MONTPELIER — The Vermont Supreme Court has granted a motion by Sen. Joe Benning to join a petition to the court aimed at preventing Gov. Peter Shumlin from appointing a Supreme Court justice before leaving office.
Benning, a Republican from Caledonia County, said he was asked by Rep. Donald Turner’s attorneys to intervene in the case to help boost Turner’s standing before the court. Turner, the House minority leader, filed a petition with the court last week challenging Shumlin’s authority to fill a pending vacancy on the court. Turner plays no official role in the selection of a Supreme Court Justice.
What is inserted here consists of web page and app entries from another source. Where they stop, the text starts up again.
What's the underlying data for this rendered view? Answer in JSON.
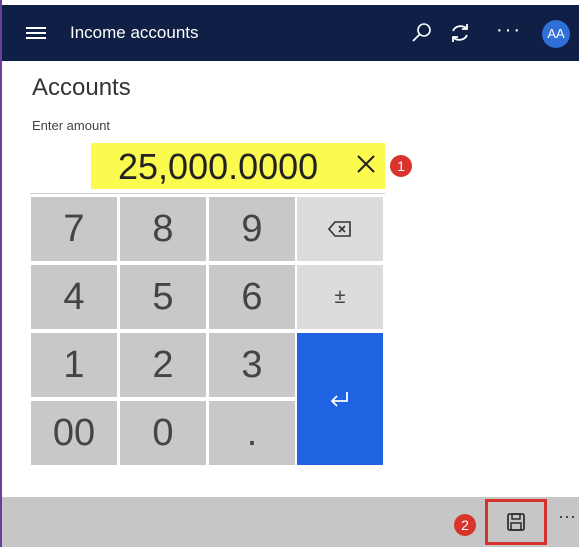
{
  "app": {
    "title": "Income accounts"
  },
  "topbar": {
    "search_icon": "search-icon",
    "refresh_icon": "refresh-icon",
    "more_label": "···",
    "avatar_initials": "AA"
  },
  "page": {
    "title": "Accounts",
    "amount_label": "Enter amount",
    "amount_value": "25,000.0000"
  },
  "callouts": {
    "one": "1",
    "two": "2"
  },
  "keypad": {
    "k7": "7",
    "k8": "8",
    "k9": "9",
    "backspace_icon": "backspace-icon",
    "k4": "4",
    "k5": "5",
    "k6": "6",
    "sign": "±",
    "k1": "1",
    "k2": "2",
    "k3": "3",
    "enter_icon": "enter-icon",
    "k00": "00",
    "k0": "0",
    "decimal": "."
  },
  "bottombar": {
    "save_icon": "save-icon",
    "more_label": "···"
  },
  "colors": {
    "topbar_bg": "#0f1f46",
    "highlight": "#fbfb4f",
    "enter_key": "#1f63e2",
    "callout_red": "#d9342b",
    "avatar": "#2f6fd8"
  }
}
As a senator, however, Benning, along with the full Senate, must advise and consent on nominations.
“One of the issues that the Supreme Court has asked to have briefed is the issue of standing,” Benning told the Vermont Press Bureau Wednesday after the court approved his motion. “Basically, anybody who brings in action in court has to prove initially that they have a right to bring that action.”
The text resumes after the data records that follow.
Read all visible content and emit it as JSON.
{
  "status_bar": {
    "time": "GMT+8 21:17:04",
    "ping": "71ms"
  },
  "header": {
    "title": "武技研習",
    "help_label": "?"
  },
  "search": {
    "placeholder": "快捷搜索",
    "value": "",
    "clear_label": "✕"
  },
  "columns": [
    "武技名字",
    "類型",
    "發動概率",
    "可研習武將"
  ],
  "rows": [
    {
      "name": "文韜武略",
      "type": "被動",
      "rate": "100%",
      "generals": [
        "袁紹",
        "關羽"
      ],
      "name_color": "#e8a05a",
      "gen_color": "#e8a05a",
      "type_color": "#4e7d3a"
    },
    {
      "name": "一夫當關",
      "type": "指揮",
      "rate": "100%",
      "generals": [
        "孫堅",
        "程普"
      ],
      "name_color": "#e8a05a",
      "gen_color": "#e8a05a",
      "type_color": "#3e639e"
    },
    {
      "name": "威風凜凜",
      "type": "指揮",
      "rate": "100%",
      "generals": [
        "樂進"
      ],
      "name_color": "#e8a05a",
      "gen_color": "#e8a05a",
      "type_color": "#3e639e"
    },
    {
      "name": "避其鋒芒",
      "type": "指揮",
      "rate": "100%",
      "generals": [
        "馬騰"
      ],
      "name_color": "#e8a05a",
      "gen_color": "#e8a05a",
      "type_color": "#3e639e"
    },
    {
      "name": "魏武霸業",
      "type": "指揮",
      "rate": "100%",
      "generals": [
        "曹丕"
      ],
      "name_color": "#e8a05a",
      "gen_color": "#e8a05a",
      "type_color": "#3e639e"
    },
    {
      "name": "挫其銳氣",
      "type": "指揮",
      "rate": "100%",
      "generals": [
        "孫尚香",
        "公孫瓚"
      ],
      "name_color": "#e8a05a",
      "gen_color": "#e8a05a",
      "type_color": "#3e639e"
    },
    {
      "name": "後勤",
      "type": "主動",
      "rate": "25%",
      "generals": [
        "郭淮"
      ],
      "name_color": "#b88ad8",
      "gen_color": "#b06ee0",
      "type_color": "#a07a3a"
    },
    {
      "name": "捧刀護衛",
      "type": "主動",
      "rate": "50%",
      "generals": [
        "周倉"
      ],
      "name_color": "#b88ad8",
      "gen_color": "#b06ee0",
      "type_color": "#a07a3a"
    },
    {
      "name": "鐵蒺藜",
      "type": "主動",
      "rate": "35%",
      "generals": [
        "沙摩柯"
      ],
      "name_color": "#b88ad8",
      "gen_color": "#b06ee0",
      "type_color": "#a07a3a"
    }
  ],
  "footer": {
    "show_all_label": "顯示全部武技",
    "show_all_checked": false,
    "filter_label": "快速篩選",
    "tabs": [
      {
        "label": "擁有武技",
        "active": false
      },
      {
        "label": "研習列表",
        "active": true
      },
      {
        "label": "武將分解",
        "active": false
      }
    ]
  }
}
“When told by the Supreme Court to bring a brief on the issue of standing, it is essentially saying, ‘This is how I contend that I have the right to ask you to do what I am asking you to do,” he added.
Shumlin is attempting to name a replacement for Justice John Dooley, who announced in September that he would not seek retention. Shumlin said shortly after Dooley’s announcement that he planned to name Dooley’s replacement. That came as a surprise to many, since Dooley’s term will be completed until the end of March.
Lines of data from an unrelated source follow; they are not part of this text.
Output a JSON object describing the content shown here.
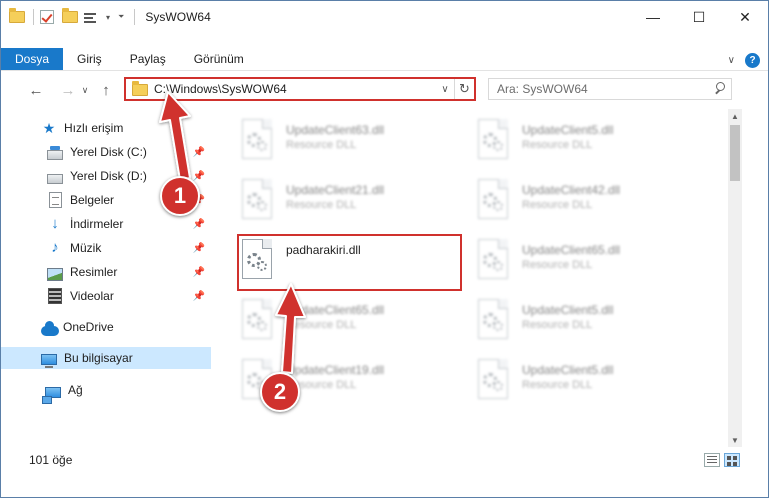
{
  "titlebar": {
    "title": "SysWOW64",
    "controls": {
      "minimize": "—",
      "maximize": "☐",
      "close": "✕"
    }
  },
  "ribbon": {
    "tabs": [
      "Dosya",
      "Giriş",
      "Paylaş",
      "Görünüm"
    ],
    "help": "?"
  },
  "nav": {
    "address": "C:\\Windows\\SysWOW64",
    "search_placeholder": "Ara: SysWOW64"
  },
  "sidebar": {
    "items": [
      {
        "label": "Hızlı erişim",
        "icon": "star-icon",
        "pinned": false
      },
      {
        "label": "Yerel Disk (C:)",
        "icon": "drive-icon",
        "pinned": true
      },
      {
        "label": "Yerel Disk (D:)",
        "icon": "drive-icon",
        "pinned": true
      },
      {
        "label": "Belgeler",
        "icon": "documents-icon",
        "pinned": true
      },
      {
        "label": "İndirmeler",
        "icon": "download-icon",
        "pinned": true
      },
      {
        "label": "Müzik",
        "icon": "music-icon",
        "pinned": true
      },
      {
        "label": "Resimler",
        "icon": "pictures-icon",
        "pinned": true
      },
      {
        "label": "Videolar",
        "icon": "videos-icon",
        "pinned": true
      },
      {
        "label": "OneDrive",
        "icon": "onedrive-icon",
        "pinned": false
      },
      {
        "label": "Bu bilgisayar",
        "icon": "this-pc-icon",
        "pinned": false
      },
      {
        "label": "Ağ",
        "icon": "network-icon",
        "pinned": false
      }
    ]
  },
  "files": [
    {
      "name": "UpdateClient63.dll",
      "type": "Resource DLL"
    },
    {
      "name": "UpdateClient5.dll",
      "type": "Resource DLL"
    },
    {
      "name": "UpdateClient21.dll",
      "type": "Resource DLL"
    },
    {
      "name": "UpdateClient42.dll",
      "type": "Resource DLL"
    },
    {
      "name": "padharakiri.dll",
      "type": ""
    },
    {
      "name": "UpdateClient65.dll",
      "type": "Resource DLL"
    },
    {
      "name": "UpdateClient65.dll",
      "type": "Resource DLL"
    },
    {
      "name": "UpdateClient5.dll",
      "type": "Resource DLL"
    },
    {
      "name": "UpdateClient19.dll",
      "type": "Resource DLL"
    },
    {
      "name": "UpdateClient5.dll",
      "type": "Resource DLL"
    }
  ],
  "status": {
    "count": "101 öğe"
  },
  "annotations": {
    "badge1": "1",
    "badge2": "2",
    "color": "#d0312d"
  }
}
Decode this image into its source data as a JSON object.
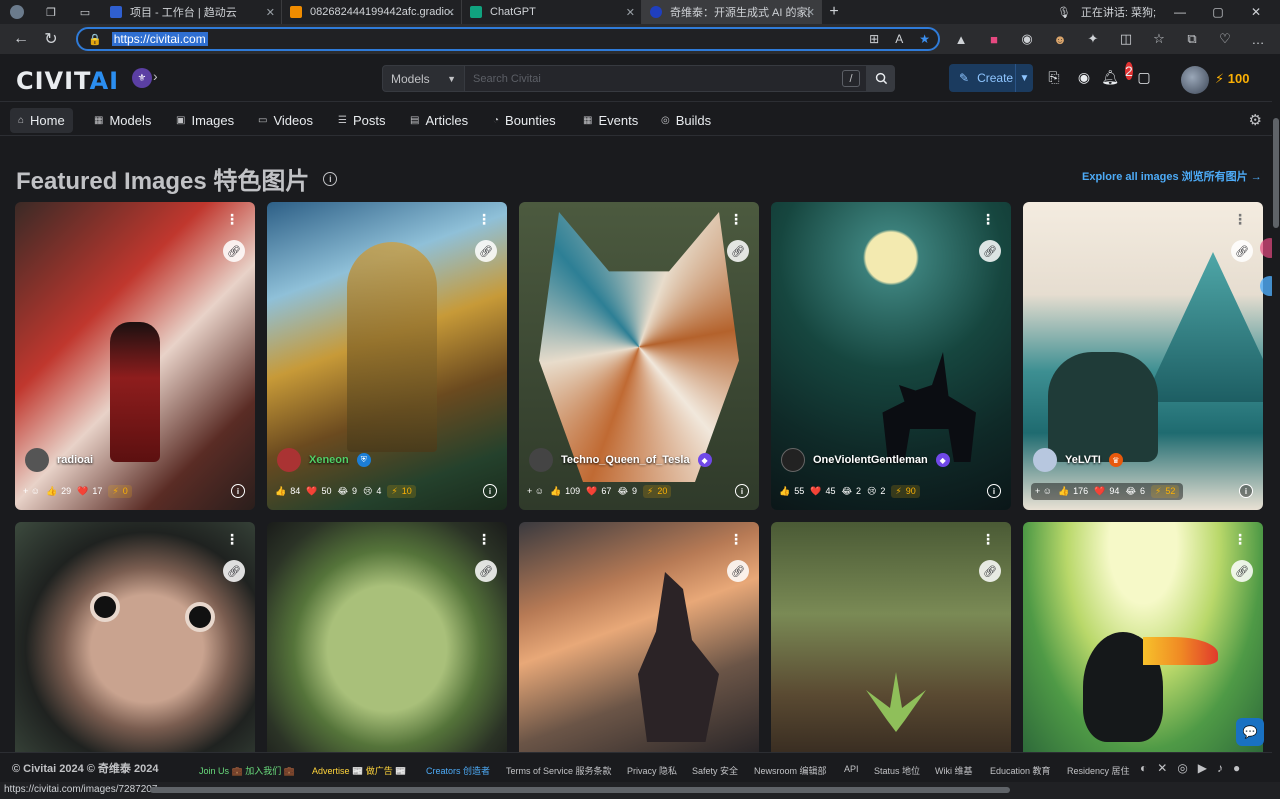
{
  "browser": {
    "tabs": [
      {
        "title": "项目 - 工作台 | 趋动云",
        "color": "#2f5fd0"
      },
      {
        "title": "082682444199442afc.gradio.live",
        "color": "#f08c00"
      },
      {
        "title": "ChatGPT",
        "color": "#10a37f"
      },
      {
        "title": "奇维泰：开源生成式 AI 的家园 -",
        "color": "#1f3fbf"
      }
    ],
    "speaking_text": "正在讲话: 菜狗;",
    "url": "https://civitai.com",
    "status_url": "https://civitai.com/images/7287207"
  },
  "header": {
    "logo_text": "CIVIT",
    "logo_ai": "AI",
    "search_scope": "Models",
    "search_placeholder": "Search Civitai",
    "search_shortcut": "/",
    "create_label": "Create",
    "notification_count": "2",
    "buzz_amount": "100"
  },
  "nav": {
    "items": [
      {
        "label": "Home",
        "icon": "home-icon",
        "glyph": "⌂"
      },
      {
        "label": "Models",
        "icon": "grid-icon",
        "glyph": "▦"
      },
      {
        "label": "Images",
        "icon": "image-icon",
        "glyph": "▣"
      },
      {
        "label": "Videos",
        "icon": "video-icon",
        "glyph": "▭"
      },
      {
        "label": "Posts",
        "icon": "posts-icon",
        "glyph": "☰"
      },
      {
        "label": "Articles",
        "icon": "article-icon",
        "glyph": "▤"
      },
      {
        "label": "Bounties",
        "icon": "bounty-icon",
        "glyph": "◔"
      },
      {
        "label": "Events",
        "icon": "calendar-icon",
        "glyph": "▦"
      },
      {
        "label": "Builds",
        "icon": "builds-icon",
        "glyph": "◎"
      }
    ]
  },
  "featured": {
    "title": "Featured Images 特色图片",
    "explore_label": "Explore all images 浏览所有图片",
    "cards": [
      {
        "user": "radioai",
        "likes": "29",
        "hearts": "17",
        "buzz": "0",
        "show_add": true,
        "laugh": "",
        "cry": ""
      },
      {
        "user": "Xeneon",
        "likes": "84",
        "hearts": "50",
        "laugh": "9",
        "cry": "4",
        "buzz": "10",
        "show_add": false
      },
      {
        "user": "Techno_Queen_of_Tesla",
        "likes": "109",
        "hearts": "67",
        "laugh": "9",
        "buzz": "20",
        "show_add": true,
        "cry": ""
      },
      {
        "user": "OneViolentGentleman",
        "likes": "55",
        "hearts": "45",
        "laugh": "2",
        "cry": "2",
        "buzz": "90",
        "show_add": false
      },
      {
        "user": "YeLVTI",
        "likes": "176",
        "hearts": "94",
        "laugh": "6",
        "buzz": "52",
        "show_add": true,
        "cry": ""
      }
    ]
  },
  "footer": {
    "copyright": "© Civitai 2024 © 奇维泰 2024",
    "join": "Join Us 💼 加入我们 💼",
    "advertise": "Advertise 📰 做广告 📰",
    "creators": "Creators 创造者",
    "terms": "Terms of Service 服务条款",
    "privacy": "Privacy 隐私",
    "safety": "Safety 安全",
    "newsroom": "Newsroom 编辑部",
    "api": "API",
    "status": "Status 地位",
    "wiki": "Wiki 维基",
    "education": "Education 教育",
    "residency": "Residency 居住"
  },
  "colors": {
    "accent": "#228be6",
    "buzz": "#fab005",
    "bg": "#1a1b1e"
  }
}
The Judicial Nominating Board completed its statutorily required work and forwarded the names of six people that are qualified for the position. But Turner filed his petition with the Supreme Court last week challenging the Shumlin’s authority to fill a vacancy, arguing that the vacancy will not exist until after Shumlin leaves office.
The court issued an order preventing Shumlin from naming a replacement, at least temporarily. Both sides are required to file briefs with the court by Friday that includes “an agreed statement of facts and memoranda of law on this matter.” The court requested the memoranda include Turner’s standing as well as “the substantive issues raised.”
The Shumlin administration has maintained that state law allows the governor to begin the replacement process and name an appointee when a justice does not seek retention. Shumlin spokesman Scott Coriell referred questions to Assistant Attorney General William Griffin, who is representing the governor in the case. Coriell said Shumlin has already interviewed the six candidates forwarded to him by the Judicial Nominating Board.
Benning said he believes the Vermont Constitution precludes Shumlin or any governor from appointing a justice until there is an actual vacancy on the bench. Benning said there is no vacancy yet because Dooley will continue to write opinions, supervise staff and receive a paycheck through March.
“That office, in my eyes, is not vacant, pursuant to the language of the Constitution,” he said. “There is a battle going on right now on interpretation over the word vacancy and the governor’s authority to appoint someone is attached to the word vacancy. In the plain meaning of the word, if he was to appoint someone today, that office is not vacant.”
The Supreme Court will hold a hearing on Jan. 3 — two days before Shumlin leaves office — on the matter. The court could find that Turner and Benning do not have standing, or dismiss the petition for some other reason, before that date, however.
People familiar with the case said the court could find that the Supreme Court is not the proper venue to challenge such an appointment because it is the Senate that advises and consents on appointments. The court could also find that the petition filed by Turner and Benning is premature, because the governor has yet to appoint someone and therefore has not yet “aggrieved” an person or entity.
Benning, a criminal defense attorney, said he agreed to join the petition at the request of Turner’s attorneys to provide legal standing for the petition to be heard by the court.
“I am entering into the case because I have one level of standing that strengthens the argument of standing for any participants in the case,” he said.
The Supreme Court is taking the matter seriously, Benning said. The court has scheduled a full hour of discussion rather than the customary 30 minutes for oral arguments, according to Benning. Justice Beth Robinson, who was appointed by Shumlin and previously served as his legal counsel in the governor’s office, has recused herself from the case.